[Page and application data records]
═══
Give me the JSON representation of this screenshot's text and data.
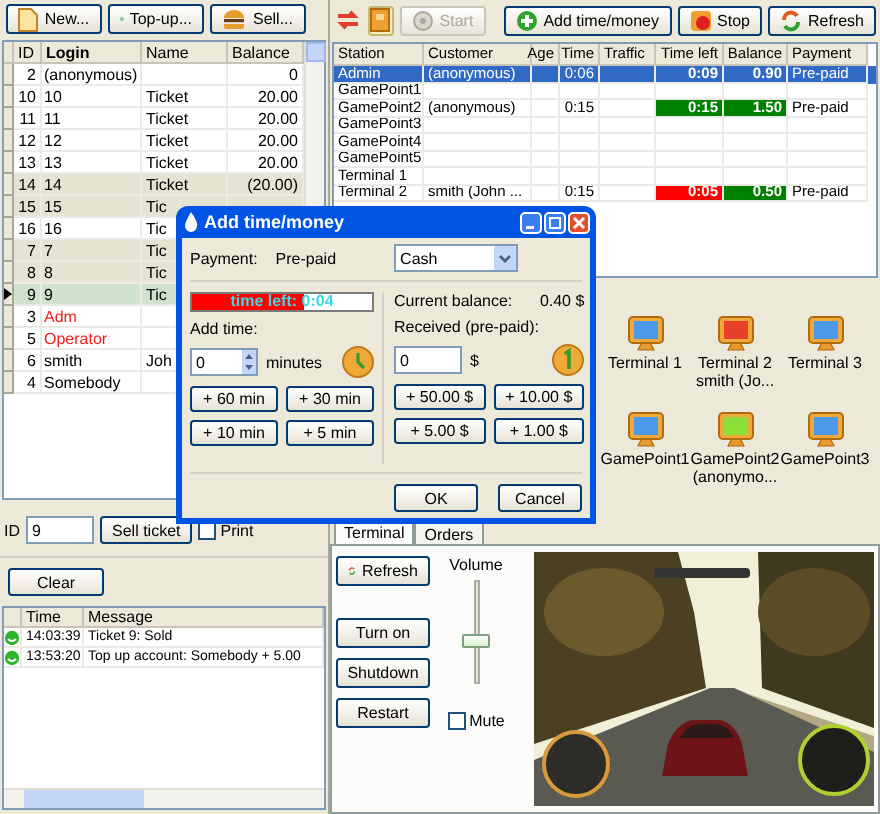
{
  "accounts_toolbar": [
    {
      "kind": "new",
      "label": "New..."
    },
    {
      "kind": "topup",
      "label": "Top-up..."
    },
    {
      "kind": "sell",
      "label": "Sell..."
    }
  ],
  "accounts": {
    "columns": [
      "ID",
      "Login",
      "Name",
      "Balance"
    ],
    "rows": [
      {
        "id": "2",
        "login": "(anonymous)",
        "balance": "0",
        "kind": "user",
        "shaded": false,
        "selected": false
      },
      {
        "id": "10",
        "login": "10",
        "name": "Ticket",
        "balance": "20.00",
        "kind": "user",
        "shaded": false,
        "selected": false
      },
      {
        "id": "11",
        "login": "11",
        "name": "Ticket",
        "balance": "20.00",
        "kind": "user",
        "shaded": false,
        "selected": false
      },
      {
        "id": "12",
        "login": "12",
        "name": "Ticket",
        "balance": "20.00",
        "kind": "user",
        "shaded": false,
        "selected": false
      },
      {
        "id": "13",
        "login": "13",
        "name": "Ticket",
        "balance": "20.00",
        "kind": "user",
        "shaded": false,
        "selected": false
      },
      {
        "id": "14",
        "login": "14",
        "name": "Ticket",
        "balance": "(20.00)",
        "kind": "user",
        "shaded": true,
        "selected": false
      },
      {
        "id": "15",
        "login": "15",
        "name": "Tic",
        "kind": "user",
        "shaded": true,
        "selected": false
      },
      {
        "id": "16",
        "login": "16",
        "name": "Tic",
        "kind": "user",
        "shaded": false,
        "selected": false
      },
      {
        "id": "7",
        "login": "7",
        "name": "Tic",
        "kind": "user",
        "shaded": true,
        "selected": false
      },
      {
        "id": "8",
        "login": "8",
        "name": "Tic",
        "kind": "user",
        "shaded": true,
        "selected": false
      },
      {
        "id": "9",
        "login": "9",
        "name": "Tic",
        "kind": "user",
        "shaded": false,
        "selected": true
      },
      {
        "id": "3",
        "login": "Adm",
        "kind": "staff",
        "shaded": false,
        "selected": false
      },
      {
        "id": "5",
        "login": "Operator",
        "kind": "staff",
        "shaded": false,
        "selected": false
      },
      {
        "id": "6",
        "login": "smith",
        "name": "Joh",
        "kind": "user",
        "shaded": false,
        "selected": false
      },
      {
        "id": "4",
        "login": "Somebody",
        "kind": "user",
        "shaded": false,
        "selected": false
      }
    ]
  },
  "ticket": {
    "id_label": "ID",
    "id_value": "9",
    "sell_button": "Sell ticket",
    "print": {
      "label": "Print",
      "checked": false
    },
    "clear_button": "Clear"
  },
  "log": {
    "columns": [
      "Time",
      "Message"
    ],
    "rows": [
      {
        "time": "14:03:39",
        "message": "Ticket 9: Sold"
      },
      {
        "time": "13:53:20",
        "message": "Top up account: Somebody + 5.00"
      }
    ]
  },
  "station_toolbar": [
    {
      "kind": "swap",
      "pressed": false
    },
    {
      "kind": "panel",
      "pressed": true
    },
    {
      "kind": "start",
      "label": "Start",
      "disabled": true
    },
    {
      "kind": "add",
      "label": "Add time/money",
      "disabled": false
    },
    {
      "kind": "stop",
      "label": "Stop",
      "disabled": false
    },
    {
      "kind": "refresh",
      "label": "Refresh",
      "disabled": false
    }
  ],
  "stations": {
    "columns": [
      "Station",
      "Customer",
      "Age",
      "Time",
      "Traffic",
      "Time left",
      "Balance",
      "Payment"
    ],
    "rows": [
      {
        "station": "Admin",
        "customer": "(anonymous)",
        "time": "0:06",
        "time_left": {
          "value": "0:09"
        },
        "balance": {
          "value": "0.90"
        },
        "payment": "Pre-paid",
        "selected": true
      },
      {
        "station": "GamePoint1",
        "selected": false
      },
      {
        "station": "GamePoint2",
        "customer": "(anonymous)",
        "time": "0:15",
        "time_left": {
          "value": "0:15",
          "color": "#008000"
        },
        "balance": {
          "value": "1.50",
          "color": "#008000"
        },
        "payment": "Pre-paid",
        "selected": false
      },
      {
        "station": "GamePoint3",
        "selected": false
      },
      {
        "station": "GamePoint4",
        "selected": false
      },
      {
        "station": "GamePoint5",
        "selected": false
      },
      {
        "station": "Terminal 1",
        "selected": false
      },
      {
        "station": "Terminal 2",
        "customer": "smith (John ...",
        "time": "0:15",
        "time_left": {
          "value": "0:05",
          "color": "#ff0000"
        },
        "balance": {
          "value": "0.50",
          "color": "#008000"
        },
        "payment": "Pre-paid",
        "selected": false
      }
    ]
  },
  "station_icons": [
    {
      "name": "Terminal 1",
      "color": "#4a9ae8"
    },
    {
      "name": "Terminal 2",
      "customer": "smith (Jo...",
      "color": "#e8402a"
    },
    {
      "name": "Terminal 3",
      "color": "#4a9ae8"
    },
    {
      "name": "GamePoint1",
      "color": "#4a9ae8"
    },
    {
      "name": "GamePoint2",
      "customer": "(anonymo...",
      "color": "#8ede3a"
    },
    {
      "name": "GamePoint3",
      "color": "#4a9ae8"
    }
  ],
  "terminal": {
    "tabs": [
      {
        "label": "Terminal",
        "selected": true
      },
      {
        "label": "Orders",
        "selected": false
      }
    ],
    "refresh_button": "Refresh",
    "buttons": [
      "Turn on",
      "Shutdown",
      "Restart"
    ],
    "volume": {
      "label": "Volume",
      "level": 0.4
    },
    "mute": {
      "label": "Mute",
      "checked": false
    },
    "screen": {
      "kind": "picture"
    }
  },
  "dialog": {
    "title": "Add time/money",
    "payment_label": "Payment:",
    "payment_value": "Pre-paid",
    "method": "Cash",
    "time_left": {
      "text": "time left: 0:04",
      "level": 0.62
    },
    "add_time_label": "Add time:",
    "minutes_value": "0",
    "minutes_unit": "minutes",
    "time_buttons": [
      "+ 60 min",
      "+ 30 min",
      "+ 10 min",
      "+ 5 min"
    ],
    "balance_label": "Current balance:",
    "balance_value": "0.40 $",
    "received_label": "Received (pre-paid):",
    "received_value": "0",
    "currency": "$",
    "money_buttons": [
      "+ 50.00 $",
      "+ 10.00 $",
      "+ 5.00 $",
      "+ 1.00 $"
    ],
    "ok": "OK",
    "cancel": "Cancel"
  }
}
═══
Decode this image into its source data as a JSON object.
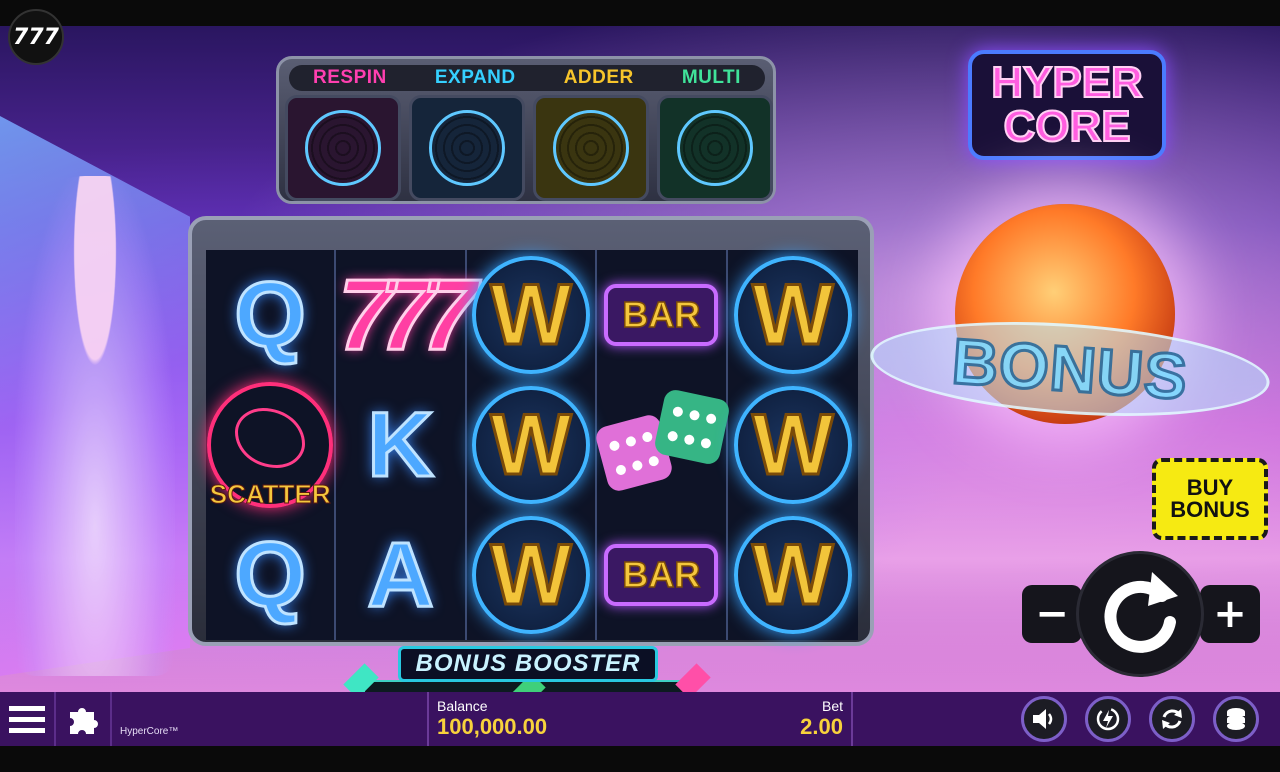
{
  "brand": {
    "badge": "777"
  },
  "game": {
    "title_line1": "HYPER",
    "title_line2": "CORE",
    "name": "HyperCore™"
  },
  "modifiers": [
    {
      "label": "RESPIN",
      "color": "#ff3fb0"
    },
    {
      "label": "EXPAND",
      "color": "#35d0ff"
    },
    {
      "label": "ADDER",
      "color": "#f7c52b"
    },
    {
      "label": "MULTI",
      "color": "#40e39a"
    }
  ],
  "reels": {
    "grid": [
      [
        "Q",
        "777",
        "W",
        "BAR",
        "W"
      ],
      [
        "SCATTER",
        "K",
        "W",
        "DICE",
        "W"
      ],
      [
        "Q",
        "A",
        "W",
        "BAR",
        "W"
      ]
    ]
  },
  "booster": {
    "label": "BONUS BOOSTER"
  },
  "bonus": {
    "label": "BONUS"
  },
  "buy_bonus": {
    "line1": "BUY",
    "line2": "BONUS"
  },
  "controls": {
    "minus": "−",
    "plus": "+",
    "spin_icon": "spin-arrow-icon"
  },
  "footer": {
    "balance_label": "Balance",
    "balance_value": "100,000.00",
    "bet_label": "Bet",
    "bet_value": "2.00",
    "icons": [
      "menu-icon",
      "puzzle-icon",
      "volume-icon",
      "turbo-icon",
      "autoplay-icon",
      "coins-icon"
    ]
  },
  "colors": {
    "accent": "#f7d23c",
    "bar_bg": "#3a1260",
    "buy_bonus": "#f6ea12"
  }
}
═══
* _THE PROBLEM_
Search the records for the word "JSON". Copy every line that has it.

* _EXERCISE ANSWER_
Give me the JSON representation of this screenshot's text and data.
Decode this image into its source data as a JSON object.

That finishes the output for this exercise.